#### Problem details
Each line with the string "customer" is to be copied from the records below.

======== The records ========

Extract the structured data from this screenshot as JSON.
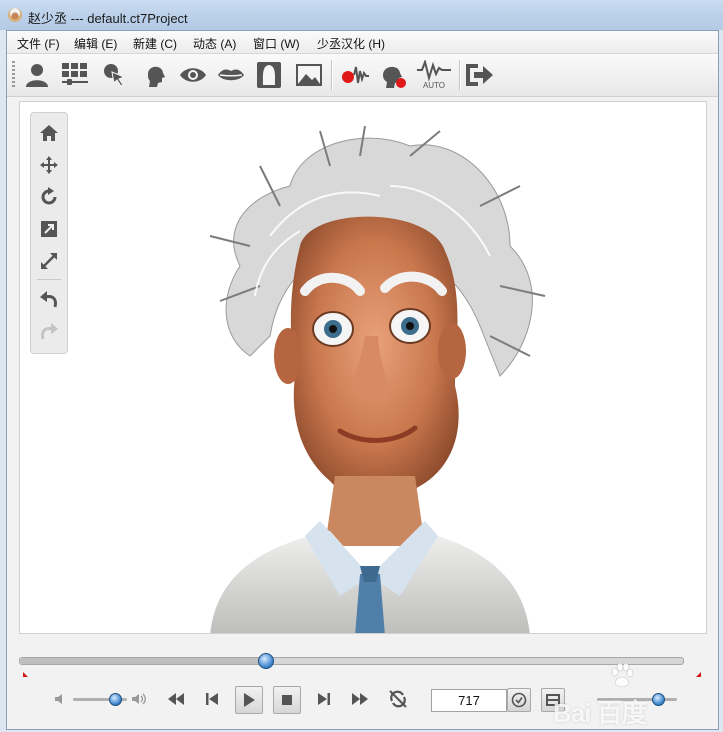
{
  "window": {
    "title": "赵少丞 --- default.ct7Project"
  },
  "menu": {
    "items": [
      "文件 (F)",
      "编辑 (E)",
      "新建 (C)",
      "动态 (A)",
      "窗口 (W)",
      "少丞汉化 (H)"
    ]
  },
  "toolbar": {
    "buttons": [
      {
        "icon": "actor-icon"
      },
      {
        "icon": "content-manager-icon"
      },
      {
        "icon": "composer-icon"
      },
      {
        "icon": "head-icon"
      },
      {
        "icon": "eye-icon"
      },
      {
        "icon": "lips-icon"
      },
      {
        "icon": "face-mask-icon"
      },
      {
        "icon": "image-icon"
      },
      {
        "icon": "record-audio-icon"
      },
      {
        "icon": "record-face-icon"
      },
      {
        "icon": "auto-motion-icon",
        "label": "AUTO"
      },
      {
        "icon": "export-icon"
      }
    ]
  },
  "side_tools": {
    "buttons": [
      "home-icon",
      "move-icon",
      "rotate-icon",
      "fit-icon",
      "zoom-icon",
      "undo-icon",
      "redo-icon"
    ]
  },
  "timeline": {
    "position_fraction": 0.37
  },
  "playback": {
    "volume_fraction": 0.75,
    "frame": "717",
    "speed_fraction": 0.75
  },
  "watermark": {
    "text": "Bai 百度"
  },
  "colors": {
    "titlebar": "#c0d4ec",
    "accent_blue": "#3e86cf",
    "record_red": "#e01818"
  }
}
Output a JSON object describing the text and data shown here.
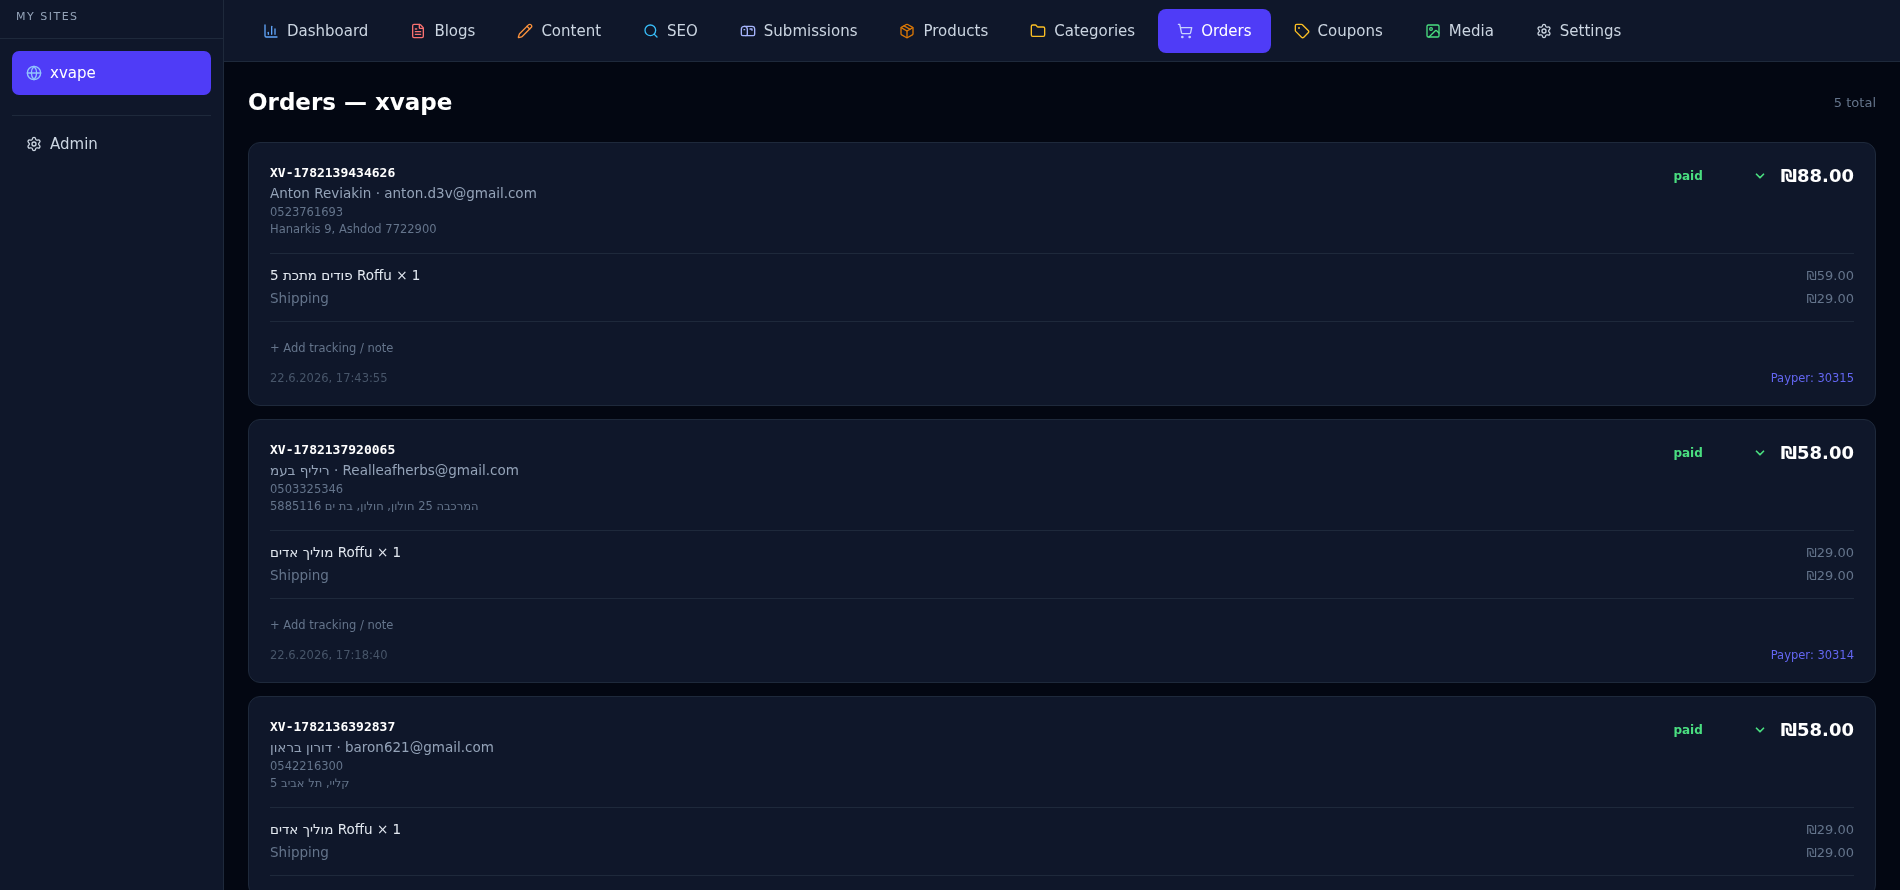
{
  "sidebar": {
    "heading": "MY SITES",
    "sites": [
      {
        "label": "xvape",
        "selected": true
      }
    ],
    "admin": {
      "label": "Admin"
    }
  },
  "nav": {
    "tabs": [
      {
        "label": "Dashboard",
        "kind": "chart",
        "selected": false
      },
      {
        "label": "Blogs",
        "kind": "doc",
        "selected": false
      },
      {
        "label": "Content",
        "kind": "pencil",
        "selected": false
      },
      {
        "label": "SEO",
        "kind": "search",
        "selected": false
      },
      {
        "label": "Submissions",
        "kind": "mailbox",
        "selected": false
      },
      {
        "label": "Products",
        "kind": "package",
        "selected": false
      },
      {
        "label": "Categories",
        "kind": "folder",
        "selected": false
      },
      {
        "label": "Orders",
        "kind": "cart",
        "selected": true
      },
      {
        "label": "Coupons",
        "kind": "tag",
        "selected": false
      },
      {
        "label": "Media",
        "kind": "image",
        "selected": false
      },
      {
        "label": "Settings",
        "kind": "gear",
        "selected": false
      }
    ]
  },
  "page": {
    "title": "Orders — xvape",
    "count": "5 total"
  },
  "orders": [
    {
      "id": "XV-1782139434626",
      "customer": "Anton Reviakin · anton.d3v@gmail.com",
      "phone": "0523761693",
      "address": "Hanarkis 9, Ashdod 7722900",
      "status": "paid",
      "total": "₪88.00",
      "lines": [
        {
          "label": "5 פודים מתכת Roffu × 1",
          "amount": "₪59.00",
          "kind": "item"
        },
        {
          "label": "Shipping",
          "amount": "₪29.00",
          "kind": "shipping"
        }
      ],
      "add_note": "+ Add tracking / note",
      "date": "22.6.2026, 17:43:55",
      "payment": "Payper: 30315"
    },
    {
      "id": "XV-1782137920065",
      "customer": "ריליף בעמ · Realleafherbs@gmail.com",
      "phone": "0503325346",
      "address": "המרכבה 25 חולון, חולון, בת ים 5885116",
      "status": "paid",
      "total": "₪58.00",
      "lines": [
        {
          "label": "מוליך אדים Roffu × 1",
          "amount": "₪29.00",
          "kind": "item"
        },
        {
          "label": "Shipping",
          "amount": "₪29.00",
          "kind": "shipping"
        }
      ],
      "add_note": "+ Add tracking / note",
      "date": "22.6.2026, 17:18:40",
      "payment": "Payper: 30314"
    },
    {
      "id": "XV-1782136392837",
      "customer": "דורון בראון · baron621@gmail.com",
      "phone": "0542216300",
      "address": "קליי, תל אביב 5",
      "status": "paid",
      "total": "₪58.00",
      "lines": [
        {
          "label": "מוליך אדים Roffu × 1",
          "amount": "₪29.00",
          "kind": "item"
        },
        {
          "label": "Shipping",
          "amount": "₪29.00",
          "kind": "shipping"
        }
      ]
    }
  ]
}
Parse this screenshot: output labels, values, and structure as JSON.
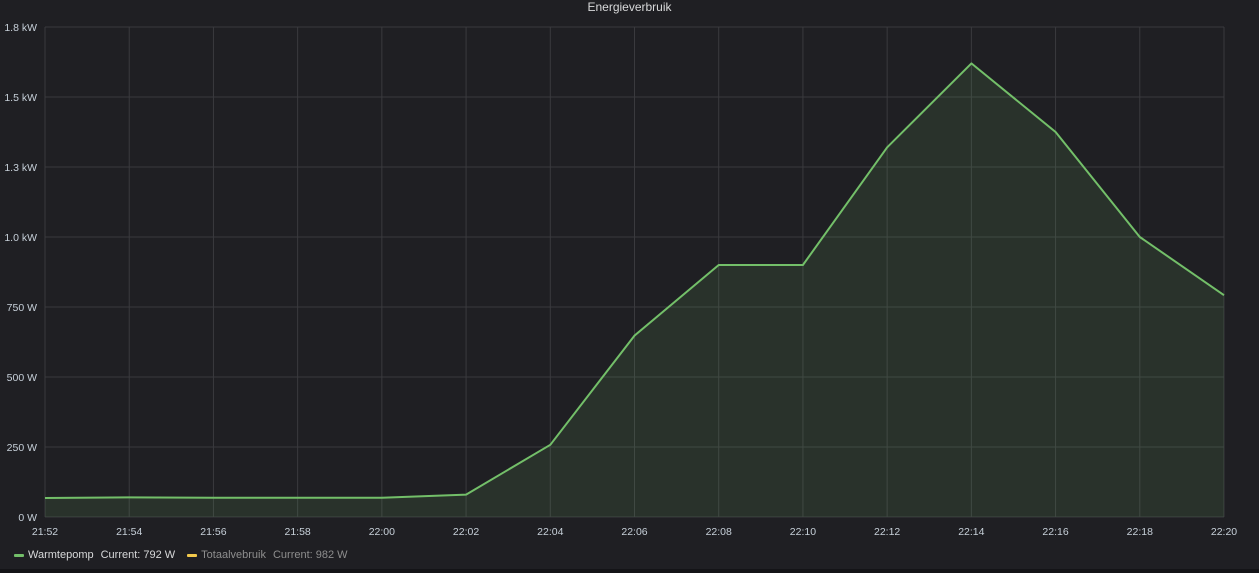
{
  "panel": {
    "title": "Energieverbruik"
  },
  "colors": {
    "background": "#1f1f23",
    "grid": "#3a3a3e",
    "text": "#c7d0d9",
    "warmtepomp": "#73bf69",
    "totaalverbruik": "#f2c94c"
  },
  "chart_data": {
    "type": "area",
    "title": "Energieverbruik",
    "xlabel": "",
    "ylabel": "",
    "x": [
      "21:52",
      "21:54",
      "21:56",
      "21:58",
      "22:00",
      "22:02",
      "22:04",
      "22:06",
      "22:08",
      "22:10",
      "22:12",
      "22:14",
      "22:16",
      "22:18",
      "22:20"
    ],
    "x_ticks": [
      "21:52",
      "21:54",
      "21:56",
      "21:58",
      "22:00",
      "22:02",
      "22:04",
      "22:06",
      "22:08",
      "22:10",
      "22:12",
      "22:14",
      "22:16",
      "22:18",
      "22:20"
    ],
    "y_ticks": [
      {
        "value": 0,
        "label": "0 W"
      },
      {
        "value": 250,
        "label": "250 W"
      },
      {
        "value": 500,
        "label": "500 W"
      },
      {
        "value": 750,
        "label": "750 W"
      },
      {
        "value": 1000,
        "label": "1.0 kW"
      },
      {
        "value": 1250,
        "label": "1.3 kW"
      },
      {
        "value": 1500,
        "label": "1.5 kW"
      },
      {
        "value": 1750,
        "label": "1.8 kW"
      }
    ],
    "ylim": [
      0,
      1750
    ],
    "grid": true,
    "legend_position": "bottom-left",
    "series": [
      {
        "name": "Warmtepomp",
        "color": "#73bf69",
        "visible": true,
        "values": [
          68,
          70,
          69,
          69,
          69,
          80,
          258,
          648,
          900,
          900,
          1320,
          1620,
          1375,
          1000,
          792
        ]
      }
    ]
  },
  "legend": {
    "items": [
      {
        "name": "Warmtepomp",
        "stat_label": "Current:",
        "stat_value": "792 W",
        "color": "#73bf69"
      },
      {
        "name": "Totaalvebruik",
        "stat_label": "Current:",
        "stat_value": "982 W",
        "color": "#f2c94c"
      }
    ]
  }
}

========

#### Result below
      "customer": "Anton Reviakin · anton.d3v@gmail.com",
      "customer": "ריליף בעמ · Realleafherbs@gmail.com",
      "customer": "דורון בראון · baron621@gmail.com",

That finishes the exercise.